▶ **HOW TO COMPLETE THIS TASK**: An exact copy of every entry is needed, without any of the pictures.

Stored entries
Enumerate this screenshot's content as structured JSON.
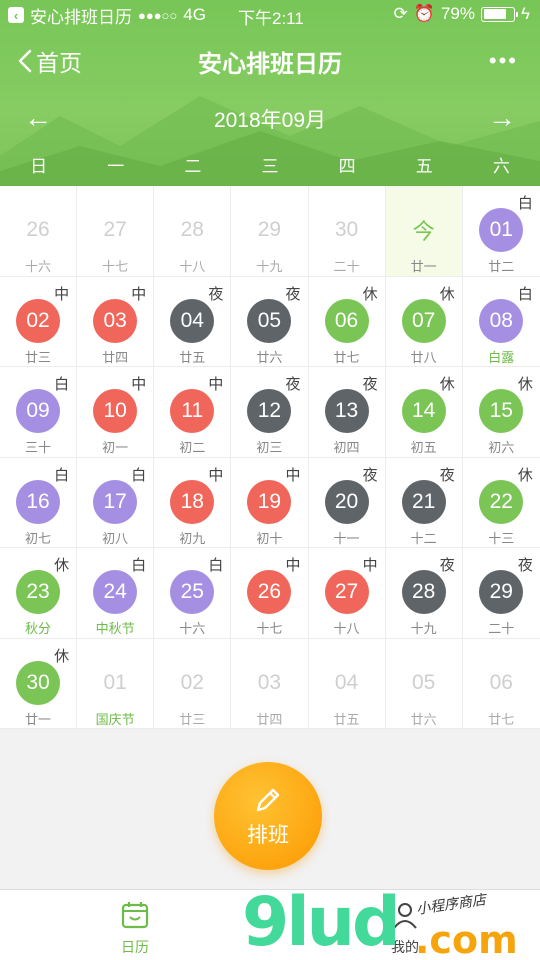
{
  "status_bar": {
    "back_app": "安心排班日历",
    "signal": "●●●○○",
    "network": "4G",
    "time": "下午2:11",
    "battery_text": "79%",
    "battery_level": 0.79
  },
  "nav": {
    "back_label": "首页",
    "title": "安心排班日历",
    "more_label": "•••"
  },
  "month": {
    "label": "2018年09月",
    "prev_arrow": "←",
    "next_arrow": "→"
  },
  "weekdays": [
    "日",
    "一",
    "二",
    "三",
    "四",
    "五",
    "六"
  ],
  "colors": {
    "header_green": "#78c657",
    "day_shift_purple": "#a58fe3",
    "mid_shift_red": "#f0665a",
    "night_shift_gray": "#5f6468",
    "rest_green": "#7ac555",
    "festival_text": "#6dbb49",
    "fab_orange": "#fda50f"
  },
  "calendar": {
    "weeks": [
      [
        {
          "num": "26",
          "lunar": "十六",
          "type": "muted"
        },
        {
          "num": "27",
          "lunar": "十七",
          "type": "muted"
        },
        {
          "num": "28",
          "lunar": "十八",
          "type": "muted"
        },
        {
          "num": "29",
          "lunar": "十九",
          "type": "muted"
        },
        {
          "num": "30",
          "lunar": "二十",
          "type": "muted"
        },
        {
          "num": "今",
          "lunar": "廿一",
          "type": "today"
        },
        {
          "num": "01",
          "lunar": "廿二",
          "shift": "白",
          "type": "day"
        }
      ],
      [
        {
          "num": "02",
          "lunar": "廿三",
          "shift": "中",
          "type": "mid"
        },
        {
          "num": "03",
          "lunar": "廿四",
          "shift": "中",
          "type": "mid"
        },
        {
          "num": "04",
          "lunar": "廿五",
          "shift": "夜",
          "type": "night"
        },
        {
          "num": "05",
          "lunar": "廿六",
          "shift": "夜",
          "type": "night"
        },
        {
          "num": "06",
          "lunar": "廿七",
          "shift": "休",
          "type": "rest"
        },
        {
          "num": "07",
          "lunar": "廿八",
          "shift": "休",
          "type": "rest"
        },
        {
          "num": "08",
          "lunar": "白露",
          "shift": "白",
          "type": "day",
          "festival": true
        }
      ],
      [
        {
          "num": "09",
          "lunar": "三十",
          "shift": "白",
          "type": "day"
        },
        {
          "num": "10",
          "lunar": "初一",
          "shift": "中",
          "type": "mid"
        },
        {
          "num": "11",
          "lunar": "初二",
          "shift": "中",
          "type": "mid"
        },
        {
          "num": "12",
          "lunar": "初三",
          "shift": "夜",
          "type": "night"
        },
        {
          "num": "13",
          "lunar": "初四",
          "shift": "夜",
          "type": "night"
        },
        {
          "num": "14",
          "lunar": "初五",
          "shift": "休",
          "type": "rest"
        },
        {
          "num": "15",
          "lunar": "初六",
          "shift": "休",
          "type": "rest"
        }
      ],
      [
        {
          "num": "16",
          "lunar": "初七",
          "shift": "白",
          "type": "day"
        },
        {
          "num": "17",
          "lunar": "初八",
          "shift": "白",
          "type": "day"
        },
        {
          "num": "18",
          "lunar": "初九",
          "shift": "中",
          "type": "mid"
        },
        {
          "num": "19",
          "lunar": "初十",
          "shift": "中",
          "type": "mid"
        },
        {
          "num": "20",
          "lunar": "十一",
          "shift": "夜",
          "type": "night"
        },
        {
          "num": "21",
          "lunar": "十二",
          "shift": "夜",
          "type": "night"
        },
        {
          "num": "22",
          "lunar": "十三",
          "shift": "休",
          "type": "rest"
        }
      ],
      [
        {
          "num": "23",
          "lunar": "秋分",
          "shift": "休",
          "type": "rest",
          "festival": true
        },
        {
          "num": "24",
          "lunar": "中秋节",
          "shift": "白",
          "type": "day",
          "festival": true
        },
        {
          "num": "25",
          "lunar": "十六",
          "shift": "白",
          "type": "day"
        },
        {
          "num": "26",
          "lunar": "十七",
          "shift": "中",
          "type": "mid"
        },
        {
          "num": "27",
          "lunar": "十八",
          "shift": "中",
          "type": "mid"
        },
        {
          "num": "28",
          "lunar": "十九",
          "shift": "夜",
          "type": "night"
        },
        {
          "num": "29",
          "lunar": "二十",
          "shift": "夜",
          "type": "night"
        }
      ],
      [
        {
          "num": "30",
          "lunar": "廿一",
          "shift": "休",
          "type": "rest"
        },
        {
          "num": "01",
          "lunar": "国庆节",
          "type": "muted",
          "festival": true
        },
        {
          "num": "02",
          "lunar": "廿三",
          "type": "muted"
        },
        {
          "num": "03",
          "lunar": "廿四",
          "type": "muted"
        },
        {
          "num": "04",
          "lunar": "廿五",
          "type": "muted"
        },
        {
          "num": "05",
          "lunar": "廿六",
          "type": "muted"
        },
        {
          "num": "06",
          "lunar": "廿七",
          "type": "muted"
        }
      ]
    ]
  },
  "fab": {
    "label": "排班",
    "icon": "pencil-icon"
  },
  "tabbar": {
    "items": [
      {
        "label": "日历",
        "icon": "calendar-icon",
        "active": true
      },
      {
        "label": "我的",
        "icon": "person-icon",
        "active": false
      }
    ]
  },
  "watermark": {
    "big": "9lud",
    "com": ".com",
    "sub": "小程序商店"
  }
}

▶ **REPLY TO THE EXERCISE**:
Enumerate this screenshot's content as structured JSON.
{
  "status_bar": {
    "back_app": "安心排班日历",
    "signal": "●●●○○",
    "network": "4G",
    "time": "下午2:11",
    "battery_text": "79%",
    "battery_level": 0.79
  },
  "nav": {
    "back_label": "首页",
    "title": "安心排班日历",
    "more_label": "•••"
  },
  "month": {
    "label": "2018年09月",
    "prev_arrow": "←",
    "next_arrow": "→"
  },
  "weekdays": [
    "日",
    "一",
    "二",
    "三",
    "四",
    "五",
    "六"
  ],
  "colors": {
    "header_green": "#78c657",
    "day_shift_purple": "#a58fe3",
    "mid_shift_red": "#f0665a",
    "night_shift_gray": "#5f6468",
    "rest_green": "#7ac555",
    "festival_text": "#6dbb49",
    "fab_orange": "#fda50f"
  },
  "calendar": {
    "weeks": [
      [
        {
          "num": "26",
          "lunar": "十六",
          "type": "muted"
        },
        {
          "num": "27",
          "lunar": "十七",
          "type": "muted"
        },
        {
          "num": "28",
          "lunar": "十八",
          "type": "muted"
        },
        {
          "num": "29",
          "lunar": "十九",
          "type": "muted"
        },
        {
          "num": "30",
          "lunar": "二十",
          "type": "muted"
        },
        {
          "num": "今",
          "lunar": "廿一",
          "type": "today"
        },
        {
          "num": "01",
          "lunar": "廿二",
          "shift": "白",
          "type": "day"
        }
      ],
      [
        {
          "num": "02",
          "lunar": "廿三",
          "shift": "中",
          "type": "mid"
        },
        {
          "num": "03",
          "lunar": "廿四",
          "shift": "中",
          "type": "mid"
        },
        {
          "num": "04",
          "lunar": "廿五",
          "shift": "夜",
          "type": "night"
        },
        {
          "num": "05",
          "lunar": "廿六",
          "shift": "夜",
          "type": "night"
        },
        {
          "num": "06",
          "lunar": "廿七",
          "shift": "休",
          "type": "rest"
        },
        {
          "num": "07",
          "lunar": "廿八",
          "shift": "休",
          "type": "rest"
        },
        {
          "num": "08",
          "lunar": "白露",
          "shift": "白",
          "type": "day",
          "festival": true
        }
      ],
      [
        {
          "num": "09",
          "lunar": "三十",
          "shift": "白",
          "type": "day"
        },
        {
          "num": "10",
          "lunar": "初一",
          "shift": "中",
          "type": "mid"
        },
        {
          "num": "11",
          "lunar": "初二",
          "shift": "中",
          "type": "mid"
        },
        {
          "num": "12",
          "lunar": "初三",
          "shift": "夜",
          "type": "night"
        },
        {
          "num": "13",
          "lunar": "初四",
          "shift": "夜",
          "type": "night"
        },
        {
          "num": "14",
          "lunar": "初五",
          "shift": "休",
          "type": "rest"
        },
        {
          "num": "15",
          "lunar": "初六",
          "shift": "休",
          "type": "rest"
        }
      ],
      [
        {
          "num": "16",
          "lunar": "初七",
          "shift": "白",
          "type": "day"
        },
        {
          "num": "17",
          "lunar": "初八",
          "shift": "白",
          "type": "day"
        },
        {
          "num": "18",
          "lunar": "初九",
          "shift": "中",
          "type": "mid"
        },
        {
          "num": "19",
          "lunar": "初十",
          "shift": "中",
          "type": "mid"
        },
        {
          "num": "20",
          "lunar": "十一",
          "shift": "夜",
          "type": "night"
        },
        {
          "num": "21",
          "lunar": "十二",
          "shift": "夜",
          "type": "night"
        },
        {
          "num": "22",
          "lunar": "十三",
          "shift": "休",
          "type": "rest"
        }
      ],
      [
        {
          "num": "23",
          "lunar": "秋分",
          "shift": "休",
          "type": "rest",
          "festival": true
        },
        {
          "num": "24",
          "lunar": "中秋节",
          "shift": "白",
          "type": "day",
          "festival": true
        },
        {
          "num": "25",
          "lunar": "十六",
          "shift": "白",
          "type": "day"
        },
        {
          "num": "26",
          "lunar": "十七",
          "shift": "中",
          "type": "mid"
        },
        {
          "num": "27",
          "lunar": "十八",
          "shift": "中",
          "type": "mid"
        },
        {
          "num": "28",
          "lunar": "十九",
          "shift": "夜",
          "type": "night"
        },
        {
          "num": "29",
          "lunar": "二十",
          "shift": "夜",
          "type": "night"
        }
      ],
      [
        {
          "num": "30",
          "lunar": "廿一",
          "shift": "休",
          "type": "rest"
        },
        {
          "num": "01",
          "lunar": "国庆节",
          "type": "muted",
          "festival": true
        },
        {
          "num": "02",
          "lunar": "廿三",
          "type": "muted"
        },
        {
          "num": "03",
          "lunar": "廿四",
          "type": "muted"
        },
        {
          "num": "04",
          "lunar": "廿五",
          "type": "muted"
        },
        {
          "num": "05",
          "lunar": "廿六",
          "type": "muted"
        },
        {
          "num": "06",
          "lunar": "廿七",
          "type": "muted"
        }
      ]
    ]
  },
  "fab": {
    "label": "排班",
    "icon": "pencil-icon"
  },
  "tabbar": {
    "items": [
      {
        "label": "日历",
        "icon": "calendar-icon",
        "active": true
      },
      {
        "label": "我的",
        "icon": "person-icon",
        "active": false
      }
    ]
  },
  "watermark": {
    "big": "9lud",
    "com": ".com",
    "sub": "小程序商店"
  }
}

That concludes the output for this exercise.